Russia's liberal Yabloko party has joined a parliamentary coalition with the Union of Right Forces, or SPS. Both parties present the move as a step toward consolidating Russia's motley assortment of pro-democratic, pro-market movements. RFE/RL's Moscow correspondent Sophie Lambroschini looks at the marriage's chances of enduring.
Moscow, 21 June 2000 (RFE/RL) -- In their coalition agreement, Yabloko and the Union of Right Forces say they want to consolidate liberal, democratic forces. They say their parties want to help Russia build a civil society with market reforms and the rule of law.
Two of the leaders, Yabloko head Grigory Yavlinsky and Boris Nemtsov of the SPS, said their coalition was also formed to fight what they called the government's "attack on democratic rights and freedoms."
At a press conference announcing the coalition agreement today, one of the top SPS leaders, Irina Khakamada, said liberalism is a force to be reckoned with.
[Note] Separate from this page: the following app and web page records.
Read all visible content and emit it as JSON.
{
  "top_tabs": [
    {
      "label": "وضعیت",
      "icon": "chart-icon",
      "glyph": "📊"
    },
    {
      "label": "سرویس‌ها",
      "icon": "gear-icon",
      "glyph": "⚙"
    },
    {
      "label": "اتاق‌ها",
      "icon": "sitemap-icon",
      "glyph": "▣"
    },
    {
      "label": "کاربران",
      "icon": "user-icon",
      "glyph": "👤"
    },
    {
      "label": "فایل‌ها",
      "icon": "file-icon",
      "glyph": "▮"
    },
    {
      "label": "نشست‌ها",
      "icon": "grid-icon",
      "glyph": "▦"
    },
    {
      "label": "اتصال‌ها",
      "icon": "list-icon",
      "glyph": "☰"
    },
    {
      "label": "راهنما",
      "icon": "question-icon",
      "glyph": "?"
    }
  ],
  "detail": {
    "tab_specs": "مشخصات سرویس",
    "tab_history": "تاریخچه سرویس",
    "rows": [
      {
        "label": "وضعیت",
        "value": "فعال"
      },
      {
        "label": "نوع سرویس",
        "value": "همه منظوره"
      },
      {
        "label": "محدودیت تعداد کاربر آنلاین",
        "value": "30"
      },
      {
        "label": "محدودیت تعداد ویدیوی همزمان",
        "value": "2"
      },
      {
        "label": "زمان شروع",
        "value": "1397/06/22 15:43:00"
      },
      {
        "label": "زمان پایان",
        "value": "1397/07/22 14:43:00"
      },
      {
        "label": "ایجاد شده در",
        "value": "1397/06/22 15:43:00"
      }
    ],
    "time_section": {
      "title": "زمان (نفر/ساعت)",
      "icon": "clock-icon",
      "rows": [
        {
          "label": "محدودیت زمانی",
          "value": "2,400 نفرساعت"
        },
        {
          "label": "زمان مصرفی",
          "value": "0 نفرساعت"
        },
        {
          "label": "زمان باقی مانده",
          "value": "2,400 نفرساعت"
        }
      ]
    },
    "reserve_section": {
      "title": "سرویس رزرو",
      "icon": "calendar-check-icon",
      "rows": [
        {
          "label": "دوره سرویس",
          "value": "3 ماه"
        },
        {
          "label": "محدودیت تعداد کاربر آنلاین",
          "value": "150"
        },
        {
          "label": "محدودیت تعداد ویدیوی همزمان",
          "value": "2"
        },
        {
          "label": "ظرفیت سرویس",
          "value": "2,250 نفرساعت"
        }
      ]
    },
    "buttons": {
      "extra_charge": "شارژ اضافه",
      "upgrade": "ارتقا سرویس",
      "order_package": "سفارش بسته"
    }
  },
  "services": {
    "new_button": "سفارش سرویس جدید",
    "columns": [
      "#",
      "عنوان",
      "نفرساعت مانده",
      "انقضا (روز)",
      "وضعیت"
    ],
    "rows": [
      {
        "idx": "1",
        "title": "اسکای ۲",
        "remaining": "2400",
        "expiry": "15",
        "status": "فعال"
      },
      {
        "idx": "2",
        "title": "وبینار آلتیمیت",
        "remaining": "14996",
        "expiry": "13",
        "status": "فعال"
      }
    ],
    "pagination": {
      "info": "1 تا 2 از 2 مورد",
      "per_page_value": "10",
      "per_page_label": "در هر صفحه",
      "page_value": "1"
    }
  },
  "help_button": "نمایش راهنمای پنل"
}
"More and more, the signals are being sent that liberalism is once and for all discredited in Russia. We don't believe this, and we want to demonstrate our power of political influence by taking these decisions."
The coalition is planning to present a single joint candidate in gubernatorial and mayoral elections, run a single list in Russia's next parliamentary elections in 2003, and field a single presidential candidate in 2004.
First moves toward consolidation appeared last January, when the two factions joined forces to boycott Duma sessions in protest against the pro-Kremlin Unity faction's power-sharing deal with the Communists. The two parties are each poorly represented in the Duma -- the SPS has 24 deputies and Yabloko just 16 out of a total of 450.
So far, the two factions have held a common position on some issues in the Duma.
They also presented a single candidate in last month's elections in Saint Petersburg, although their coalition came just a week before elections and their candidate lost to the incumbent by a very large margin. Now the SPS-Yabloko coalition plans to oppose a bill, put forward by President Vladimir Putin and set to pass in a second reading on Friday, that would allow governors to dismiss mayors.
But can the coalition hold? Despite their common views on economic reform, the parties have in the past defended very different ideas.
Yabloko has always presented itself as the hard-line democratic opposition to the Kremlin -- whether under Yeltsin or Putin. When a Yabloko member joined a Yeltsin cabinet, he was kicked out of the party. During presidential elections, Yabloko stuck to its line, opposing the war in Chechnya and the candidacy of Vladimir Putin.
The Union of Right Forces, on the other hand, is itself a motley association of politicians who hold very different views on the Kremlin. SPS is supported by Kremlin critic and human rights activist Sergei Kovalyov, for example. But it also includes former Prime Minister Sergei Kirienko, who recently accepted an appointment as one of Putin's seven governor generals. Ahead of the presidential elections, the SPS was split between supporters and opponents of Putin. In addition, electricity monopoly boss Anatoly Chubais, one of the oligarchs regularly criticized by Yabloko, also supports the SPS, and is said to be one of its main financiers.
One prominent political analyst, Aleksei Chesnakov, says that as long as Chubais and Kirienko, who are loyal to Putin, remain in the SPS, liberal forces can never unite.
But another analyst, Mark Urnov from the Foundation for Analytical Programs, points out that the two parties have little to lose in attempting to unite, as neither has garnered much support on its own.